━━━━━ DATA TO USE ━━━━━

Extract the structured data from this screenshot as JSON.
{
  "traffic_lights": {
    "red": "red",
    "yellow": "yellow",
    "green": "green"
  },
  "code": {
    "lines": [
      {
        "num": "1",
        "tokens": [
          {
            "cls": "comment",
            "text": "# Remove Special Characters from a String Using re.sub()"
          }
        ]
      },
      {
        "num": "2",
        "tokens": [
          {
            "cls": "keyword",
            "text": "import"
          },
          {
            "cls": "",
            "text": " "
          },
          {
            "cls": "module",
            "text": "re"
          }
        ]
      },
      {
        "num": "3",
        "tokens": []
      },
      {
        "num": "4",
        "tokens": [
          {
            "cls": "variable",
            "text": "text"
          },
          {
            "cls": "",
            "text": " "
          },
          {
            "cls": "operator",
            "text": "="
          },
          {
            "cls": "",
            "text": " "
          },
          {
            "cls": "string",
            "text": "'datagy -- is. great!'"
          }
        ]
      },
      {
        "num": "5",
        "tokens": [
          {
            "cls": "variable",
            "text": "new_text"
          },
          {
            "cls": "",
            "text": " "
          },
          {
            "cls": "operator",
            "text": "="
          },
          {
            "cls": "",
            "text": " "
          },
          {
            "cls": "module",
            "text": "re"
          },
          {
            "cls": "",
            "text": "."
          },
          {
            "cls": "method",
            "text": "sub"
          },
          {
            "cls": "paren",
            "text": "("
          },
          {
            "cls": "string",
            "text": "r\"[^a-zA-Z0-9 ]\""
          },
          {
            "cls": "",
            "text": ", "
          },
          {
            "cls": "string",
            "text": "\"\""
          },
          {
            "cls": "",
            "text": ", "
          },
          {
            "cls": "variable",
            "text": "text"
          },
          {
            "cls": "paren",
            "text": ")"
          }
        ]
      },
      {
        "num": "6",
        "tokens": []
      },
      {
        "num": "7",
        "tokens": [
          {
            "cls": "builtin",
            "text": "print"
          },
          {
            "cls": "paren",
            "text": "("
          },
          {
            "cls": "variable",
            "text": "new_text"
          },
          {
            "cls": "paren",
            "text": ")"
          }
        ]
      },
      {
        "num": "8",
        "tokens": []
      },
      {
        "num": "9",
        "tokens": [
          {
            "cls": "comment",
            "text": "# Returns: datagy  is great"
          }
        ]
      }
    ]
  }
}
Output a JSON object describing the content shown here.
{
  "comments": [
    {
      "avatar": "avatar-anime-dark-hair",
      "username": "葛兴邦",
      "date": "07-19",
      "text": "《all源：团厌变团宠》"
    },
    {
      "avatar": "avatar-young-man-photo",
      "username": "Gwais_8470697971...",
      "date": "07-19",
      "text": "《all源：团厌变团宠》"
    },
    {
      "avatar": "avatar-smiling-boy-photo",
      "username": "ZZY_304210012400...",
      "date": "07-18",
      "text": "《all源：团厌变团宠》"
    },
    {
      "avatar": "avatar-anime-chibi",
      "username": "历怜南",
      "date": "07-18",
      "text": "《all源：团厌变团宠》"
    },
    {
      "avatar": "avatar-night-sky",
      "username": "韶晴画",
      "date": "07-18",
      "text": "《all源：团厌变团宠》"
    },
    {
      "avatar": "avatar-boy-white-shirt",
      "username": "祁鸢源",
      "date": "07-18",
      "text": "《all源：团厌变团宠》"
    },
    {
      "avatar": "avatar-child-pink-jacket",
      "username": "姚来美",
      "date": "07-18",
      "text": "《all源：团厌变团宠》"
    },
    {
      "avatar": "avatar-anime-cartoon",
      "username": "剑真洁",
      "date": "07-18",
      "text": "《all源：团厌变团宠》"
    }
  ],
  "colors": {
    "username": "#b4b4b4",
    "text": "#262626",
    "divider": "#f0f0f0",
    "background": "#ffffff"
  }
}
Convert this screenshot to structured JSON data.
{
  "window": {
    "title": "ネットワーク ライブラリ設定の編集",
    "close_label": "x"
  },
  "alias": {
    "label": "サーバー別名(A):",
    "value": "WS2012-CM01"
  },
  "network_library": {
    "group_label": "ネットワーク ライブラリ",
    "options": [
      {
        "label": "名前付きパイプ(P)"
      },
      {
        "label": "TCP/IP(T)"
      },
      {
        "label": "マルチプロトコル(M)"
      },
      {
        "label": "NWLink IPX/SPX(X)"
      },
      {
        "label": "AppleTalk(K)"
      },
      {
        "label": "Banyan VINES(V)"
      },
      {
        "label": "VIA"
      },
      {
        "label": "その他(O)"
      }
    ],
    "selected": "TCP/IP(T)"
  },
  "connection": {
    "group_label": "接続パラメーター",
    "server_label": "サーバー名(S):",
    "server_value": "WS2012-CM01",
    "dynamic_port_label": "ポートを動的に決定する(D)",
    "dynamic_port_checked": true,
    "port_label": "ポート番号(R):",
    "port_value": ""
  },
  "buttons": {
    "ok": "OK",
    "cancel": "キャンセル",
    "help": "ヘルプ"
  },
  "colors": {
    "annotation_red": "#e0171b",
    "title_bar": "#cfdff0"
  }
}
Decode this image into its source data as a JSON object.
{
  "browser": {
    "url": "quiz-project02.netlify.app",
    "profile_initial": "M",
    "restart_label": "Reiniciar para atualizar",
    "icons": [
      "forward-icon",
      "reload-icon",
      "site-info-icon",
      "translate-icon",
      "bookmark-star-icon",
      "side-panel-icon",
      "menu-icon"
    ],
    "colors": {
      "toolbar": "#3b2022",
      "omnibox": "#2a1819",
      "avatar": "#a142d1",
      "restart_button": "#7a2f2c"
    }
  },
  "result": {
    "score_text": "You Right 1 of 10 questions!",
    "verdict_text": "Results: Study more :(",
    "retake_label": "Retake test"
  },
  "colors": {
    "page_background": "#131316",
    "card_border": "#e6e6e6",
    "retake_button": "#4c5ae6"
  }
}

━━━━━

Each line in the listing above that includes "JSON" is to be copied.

Extract the structured data from this screenshot as JSON.
Output a JSON object describing the content shown here.
Convert this screenshot to structured JSON data.
Decode this image into its source data as a JSON object.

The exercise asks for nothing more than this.